Master of Arts
Theory and Criticism
This thesis begins by examining the natural-historical character of Theodor Adorno’s thought and corpus, 1931–1969, by way of engaging the centennial of the October Russian Revolution. In the first three chapters we attempt to read Adorno’s corpus as écriture or writing whereupon unconscious writing of history is transcribed. This literary-driven approach to Adorno’s work highlights the primacy of history for his thought, whence his late-Marxism issues that culminates in what we call a politics of experience. Given the historical experience we seek to make legible heretofore, in chapter four we briefly turn to the hyper-object of ongoing and future anthropogenic global warming and ask how to narrativize the entangled trajectory of environmental politics and countenance its outcome in light of the broader history of the Left stemming from the early 20th century and leading to the present. Throughout we will attend to themes including the inheritance of the ruin of German Idealism as well as the failures of Marxism and the Left; the historical compulsion of a post-Hegelian negative dialectics and its relation to a metacritical engagement with Freudian psychoanalysis; the quandary of late-Marxism’s cul-de-sac and broad turn to aesthetics; the interdisciplinary humanities as a form of critical object-dependence; the constitutive non-identities of history, experience and criticism; the citational disclosure of history and its relation to pedagogy and the demos; a poetics of natural history; and finally, the non-identical claims praxis makes upon theory.

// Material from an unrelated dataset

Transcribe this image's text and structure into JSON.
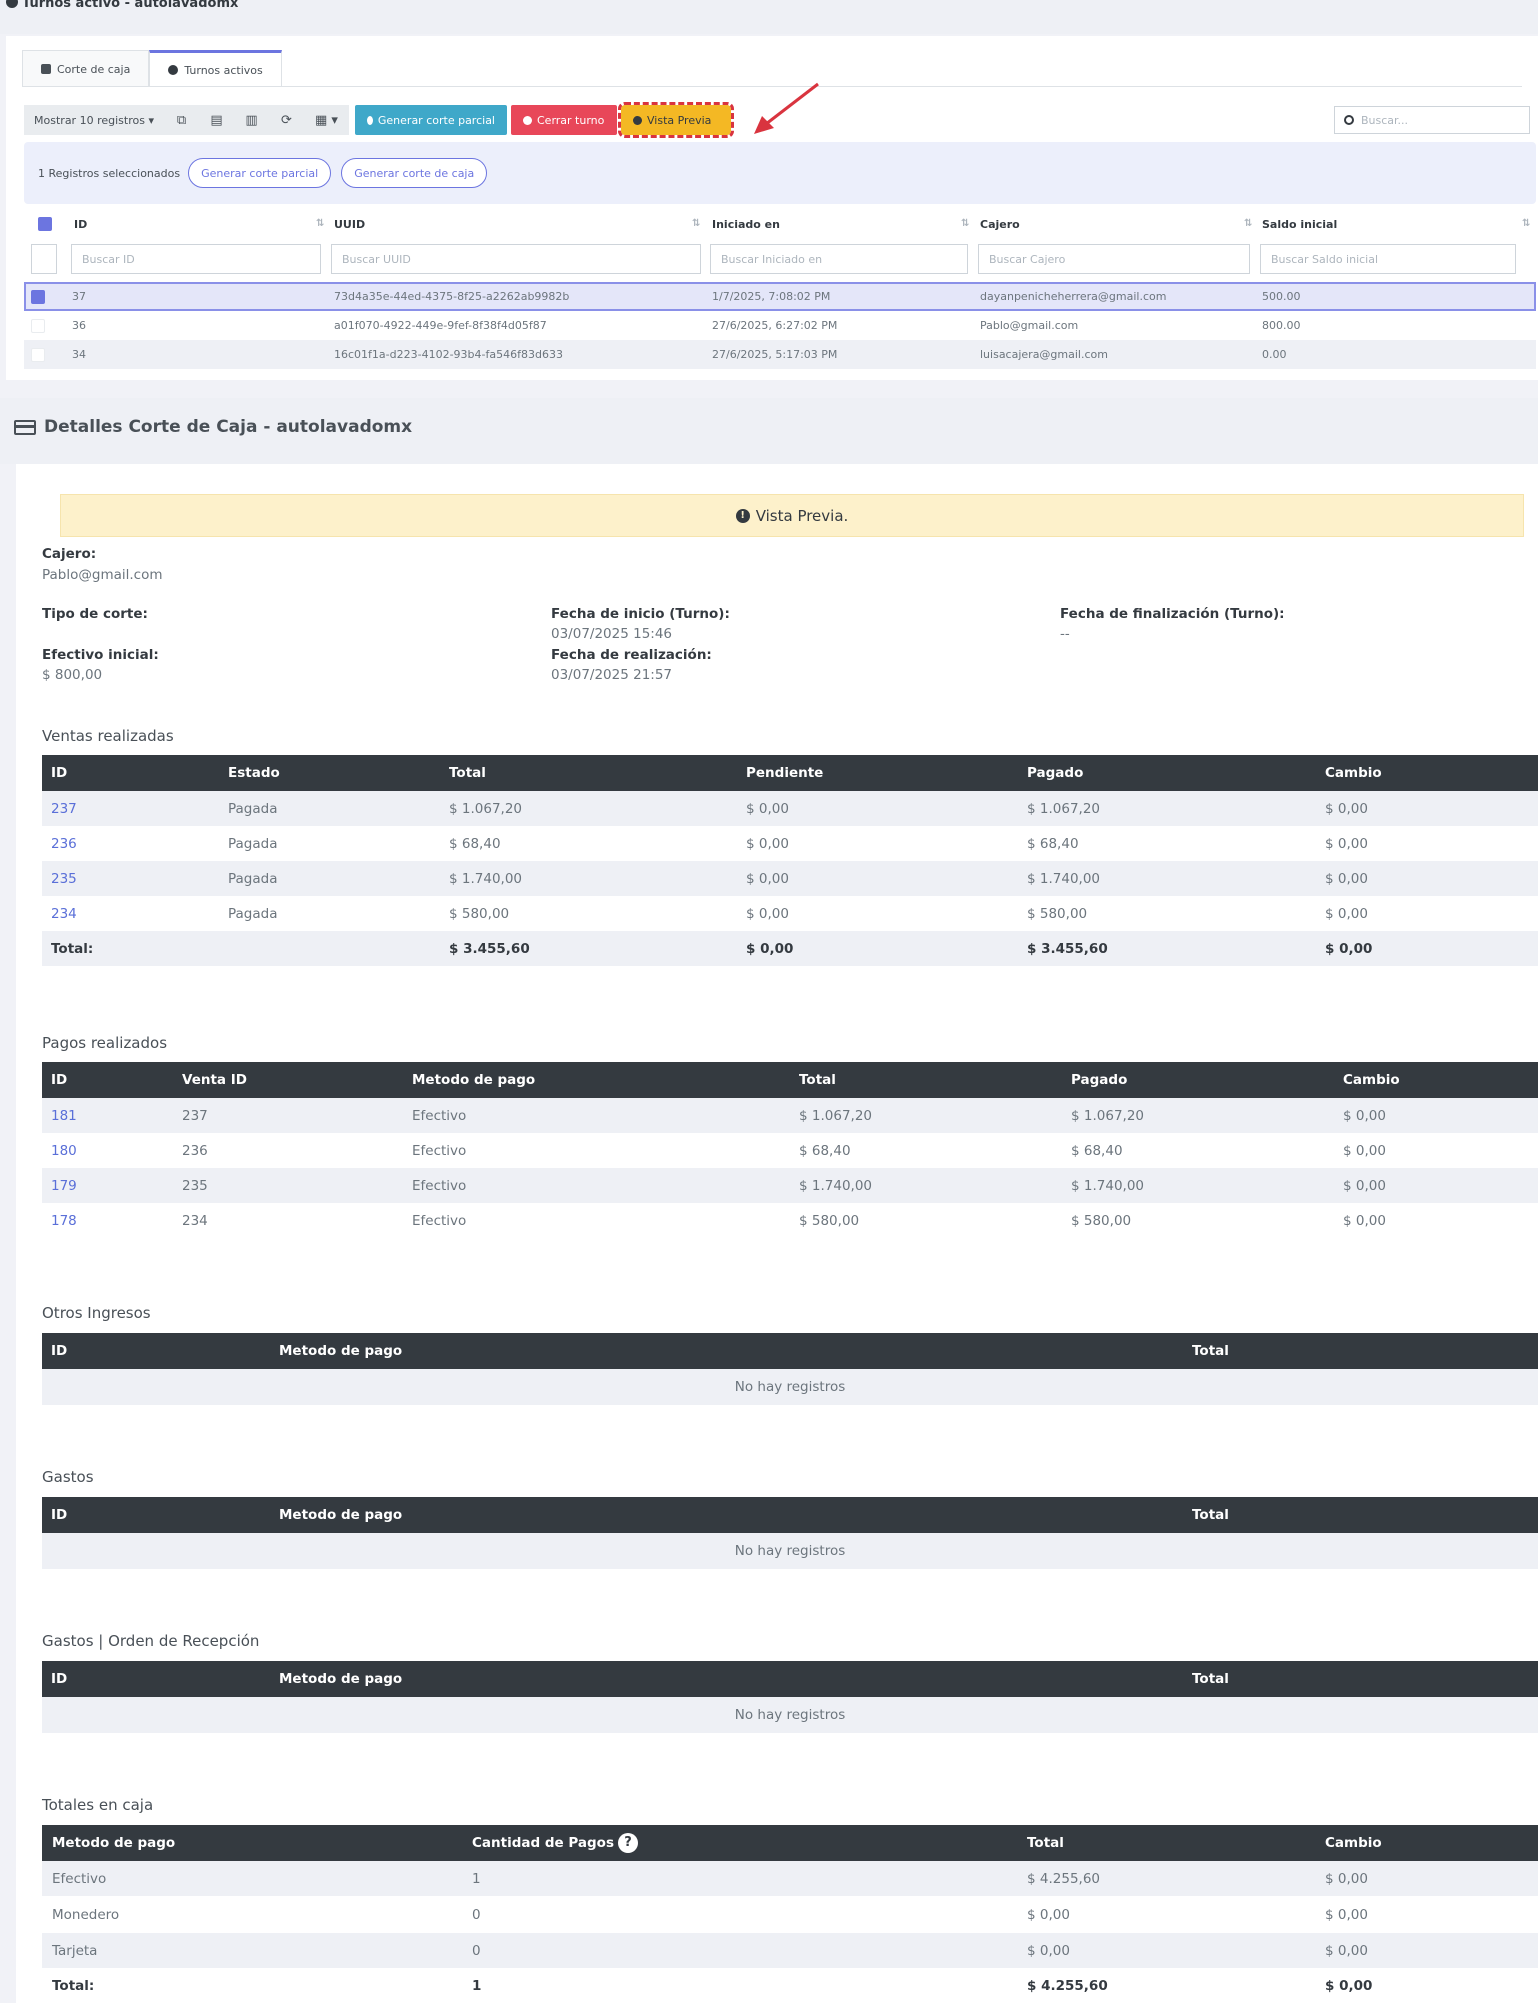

Hutchins, Domenic, "The Passing Away Of Nature: Two Essays On Natural History" (2018). Electronic Thesis and Dissertation Repository. 5477.